Imagine that you want to minimize the mass of a part, without compromising its performance. In the past, you might have shaved a wall thickness here or expanded an opening there. Now imagine a tool that can explore thousands of those alternatives within seconds, all of them meeting your requirements.
Generative design can even evaluate variants in materials and manufacturing methods, quickly converging on the options that fit your requirements.
While generative design is sophisticated enough to work with traditional methods, additive manufacturing provides the technology the most freedom. It’s not hard to understand why.
An example of a part created via generative design. The system optimized the two designs on the left for 3-axis milling and cast aluminum. The part on the far right has been created for additive manufacturing, and therefore need fewer constraints.
With additive manufacturing, you don’t have to worry about draft angles, machine setups, etc.
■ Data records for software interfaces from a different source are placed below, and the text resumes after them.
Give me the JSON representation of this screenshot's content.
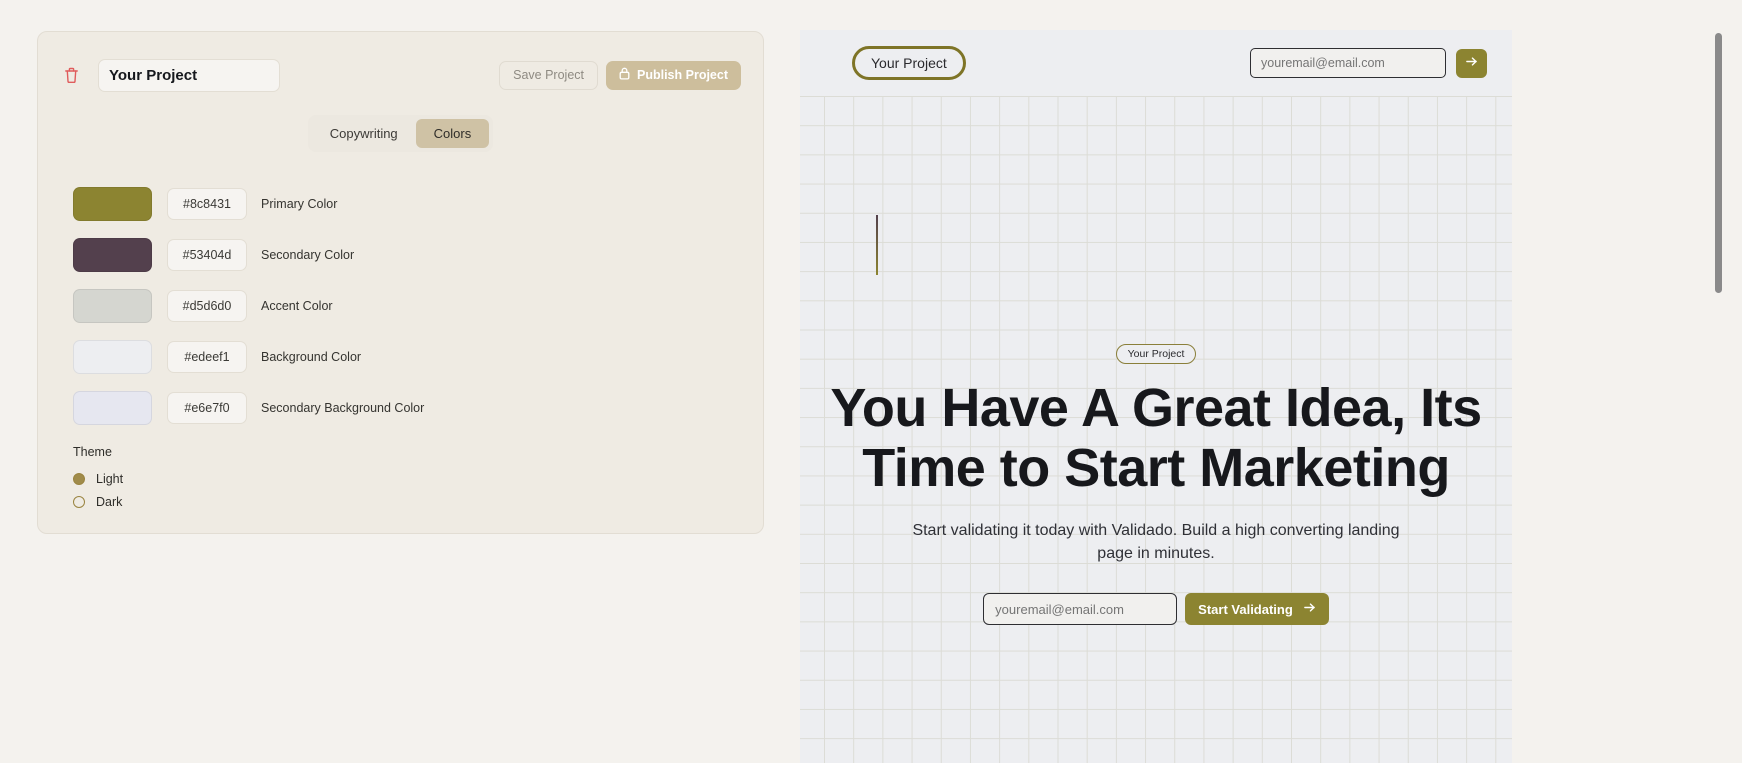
{
  "editor": {
    "trash_icon": "trash-icon",
    "project_name": "Your Project",
    "save_label": "Save Project",
    "publish_label": "Publish Project",
    "publish_icon": "lock-icon",
    "tabs": [
      {
        "label": "Copywriting",
        "active": false
      },
      {
        "label": "Colors",
        "active": true
      }
    ],
    "colors": [
      {
        "hex": "#8c8431",
        "label": "Primary Color"
      },
      {
        "hex": "#53404d",
        "label": "Secondary Color"
      },
      {
        "hex": "#d5d6d0",
        "label": "Accent Color"
      },
      {
        "hex": "#edeef1",
        "label": "Background Color"
      },
      {
        "hex": "#e6e7f0",
        "label": "Secondary Background Color"
      }
    ],
    "theme": {
      "title": "Theme",
      "options": [
        {
          "label": "Light",
          "selected": true
        },
        {
          "label": "Dark",
          "selected": false
        }
      ]
    }
  },
  "preview": {
    "nav": {
      "brand": "Your Project",
      "email_placeholder": "youremail@email.com",
      "email_value": "",
      "arrow_icon": "arrow-right-icon"
    },
    "hero": {
      "badge": "Your Project",
      "title": "You Have A Great Idea, Its Time to Start Marketing",
      "subtitle": "Start validating it today with Validado. Build a high converting landing page in minutes.",
      "email_placeholder": "youremail@email.com",
      "email_value": "",
      "cta_label": "Start Validating",
      "cta_icon": "arrow-right-icon"
    }
  },
  "accents": {
    "primary": "#8c8431",
    "publish_button": "#cdbe9c",
    "tab_active": "#cfc2a5",
    "trash": "#e05c5c"
  }
}
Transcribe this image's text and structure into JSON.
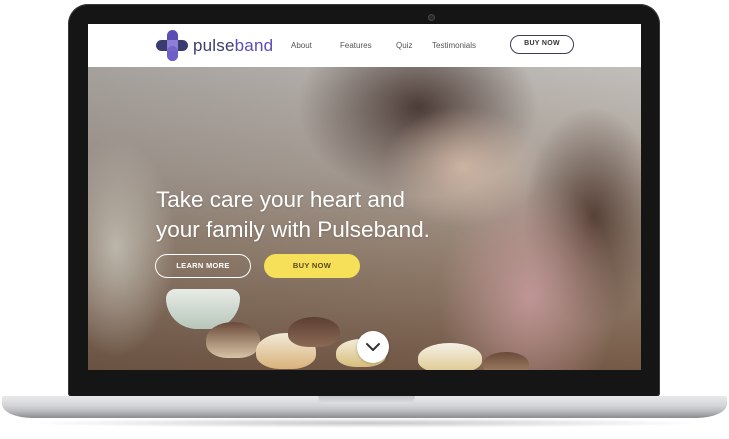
{
  "brand": {
    "name_part1": "pulse",
    "name_part2": "band",
    "logo_colors": [
      "#3b3c6e",
      "#5a4db3",
      "#8e7fd6"
    ]
  },
  "nav": {
    "links": [
      "About",
      "Features",
      "Quiz",
      "Testimonials"
    ],
    "buy_label": "BUY NOW"
  },
  "hero": {
    "title_line1": "Take care your heart and",
    "title_line2": "your family with Pulseband.",
    "learn_more_label": "LEARN MORE",
    "buy_now_label": "BUY NOW",
    "buy_color": "#f6e05a",
    "scroll_icon": "chevron-down-icon"
  }
}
As a result, the generative design engine is free to explore shapes that are more organic than those produced for legacy manufacturing methods.
Plus, the material options now include more than just simple polymers. You can choose from metals, ceramics, glass, and composites. In short, additive manufacturing removes many of the constraints imposed by traditional manufacturing.
This might be useful for creating a lighter weight airplane part, a unique prosthetic limb, or even a better performing running shoe.
Generative design converging on the lightest weight design that meets requirements.
The key to making these technologies succeed together lies in your CAD system.
Ideally, your generative design engine operates within your CAD system, and your CAD system communicates seamlessly with your additive manufacturing devices. That way, you have a streamlined system that produces multiple AI-driven designs, then validates your models, optimizes for successful manufacturing, etc. Plus, it’s linked to your existing products, processes, and people.
The result is nothing less than dramatic. Optimal designs you never would have ever imagined now emerge from your CAD system, ready for manufacturing, in record time. Together, generative design and additive manufacturing create opportunities that no design engineer can afford to ignore.
Excited about the future of product design? PTC plans to release its generative design solutions throughout 2020. Feel free to contact us with your specific questions.
To learn more about these and other advances in CAD, we recommend An Engineer’s Guide to CAD and the Renaissance of Product Design, available free to readers of this blog.